Wuthering Heights

Only available on StudyMode
  • Download(s) : 1022
  • Published : June 12, 2011
Open Document
Text Preview
Wuthering Heights

Pamela Walker

ENG130-2

April 16, 2011

Anna Kudak

Wuthering Heights is the only novel written by Emily Bronte. Many have called Wuthering Heights a love story. Others have called the novel a story of hatred, cruelty, and vengeance. Wuthering Heights is all these. Wuthering Heights is a novel about the love a woman has for two men. Wuthering Heights is the story of two old manors, Wuthering Heights and Thrushcross Grange. It is the story of two families, the Earnshaws and the Lintons and a story of two generations. Additionally, Wuthering Heights is a story of opposing emotions, the despair and doom of the first generation and hope, peace, and joy of the second. Wuthering Heights is a novel of juxtaposed pairs.

One of the first pairs mentioned in the novel are the old manors. Much like the other pairs described in the story, each of these manors represent opposite images. Wuthering Heights symbolizes anger, jealousy, hatred, and retribution. This would aptly describe the occupants of Wuthering Heights particularly with regard to Heathcliff and Hindley. Bronte, through the narrator Mr. Lockwood, describes Wuthering Heights as an isolated manor set atop a hill where the wind must blow frequently (Bronte, 2002). We know this because the surrounding trees are bent over (Bronte, 2002). The reader imagines the manor as dark and dank and Lockwood notices the small windows set deeply in the walls (Bronte, 2002).

There is a muddy marsh which separates Wuthering Heights from Thrushcross Grange (Bronte, 2002). Thrushcross Grange, in contrast to the bleak exposed farmhouse on the heights, is situated in the valley with none of the grim features of Heathcliff's home.
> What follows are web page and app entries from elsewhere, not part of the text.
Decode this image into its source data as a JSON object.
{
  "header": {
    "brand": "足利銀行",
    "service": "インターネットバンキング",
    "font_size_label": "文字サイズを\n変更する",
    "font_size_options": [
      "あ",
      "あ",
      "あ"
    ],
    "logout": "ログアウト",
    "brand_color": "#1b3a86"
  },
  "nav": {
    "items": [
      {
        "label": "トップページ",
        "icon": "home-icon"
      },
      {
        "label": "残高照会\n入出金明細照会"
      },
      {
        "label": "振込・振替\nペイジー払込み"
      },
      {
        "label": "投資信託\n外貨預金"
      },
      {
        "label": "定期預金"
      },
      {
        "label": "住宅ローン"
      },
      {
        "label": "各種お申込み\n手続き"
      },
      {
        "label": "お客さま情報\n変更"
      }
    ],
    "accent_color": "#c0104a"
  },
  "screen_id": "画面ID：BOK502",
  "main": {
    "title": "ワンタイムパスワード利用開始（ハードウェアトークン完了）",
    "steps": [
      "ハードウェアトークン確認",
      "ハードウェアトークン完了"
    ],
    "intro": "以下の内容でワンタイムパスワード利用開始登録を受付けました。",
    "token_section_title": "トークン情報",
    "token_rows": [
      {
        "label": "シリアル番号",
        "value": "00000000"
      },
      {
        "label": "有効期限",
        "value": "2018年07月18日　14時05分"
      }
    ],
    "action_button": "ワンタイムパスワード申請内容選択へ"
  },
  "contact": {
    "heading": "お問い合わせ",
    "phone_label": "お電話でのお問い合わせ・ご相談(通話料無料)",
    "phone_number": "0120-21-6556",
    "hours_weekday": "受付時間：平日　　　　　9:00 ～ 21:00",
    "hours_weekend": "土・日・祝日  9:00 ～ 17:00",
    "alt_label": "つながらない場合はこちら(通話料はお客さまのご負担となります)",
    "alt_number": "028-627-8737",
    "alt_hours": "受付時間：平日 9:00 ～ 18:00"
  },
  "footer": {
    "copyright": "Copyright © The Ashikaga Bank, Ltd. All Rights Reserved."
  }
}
Even though Thrushcross Grange is isolated as Wuthering Heights is, Wuthering Heights represents storm while Thrushcross Grange represents calm. And like Wuthering Heights, Thrushcross Grange symbolizes those that reside there (Bronte, 2002). Thrushcross Grange is filled with light and warmth. This is an appropriate home for the children of the calm, Isabella and Edgar. They are educated, upper class people. They are civilized, cultured, and proper. The opposite of those living at Wuthering Heights (Bronte, 2002).

The narrators of the story represent yet another pair, Ellen Dean (Nelly) and Mr. Lockwood (Bronte, 2002). Mr. Lockwood begins the narration as he relates his initial visit to Wuthering Heights (Bronte, 2002). Not long after, Nelly takes over the narration as she shares the history of Wuthering Heights, its current and past residents, with Mr. Lockwood (Bronte, 2002). Nelly grew up at Wuthering Heights and grew up with Catherine and Hindley (Bronte, 2002). This makes Nelly more than just a narrator as she is an integral part of the story. In fact, Nelly has on occasion manipulated some of the characters by withholding information and keeping secrets (Shmoop University, 2011). Nelly is not an unbiased narrator (Shmoop University, 2011).

Mr. Lockwood though he may be unbiased, is not necessarily reliable. He misjudges and makes assumptions regarding those residing at Wuthering Heights which are incorrect (Shmoop University, 2011). He appears awkward and at times not terribly intelligent (Bronte, 2002). “Wuthering Heights” is Lockwood’s journal, part his own observation and experience and part what Nelly relates to him.

Also included in the story are the two generations. The story spans roughly 30 years and begins with the childhoods of Catherine and her brother Hindley. Their father, Mr. Earnshaw, brings a young boy home from one of his business trips (Bronte, 2002). Until this point in the story all the characters appear quite happy (Bronte, 2002). This is when Heathcliff is introduced to Wuthering Heights and things take a turn (Bronte, 2002). Mr. Earnshaw quite favors Heathcliff. Hindley hates Heathcliff and is jealous of him as he believes Heathcliff has stolen his father’s affections...
tracking img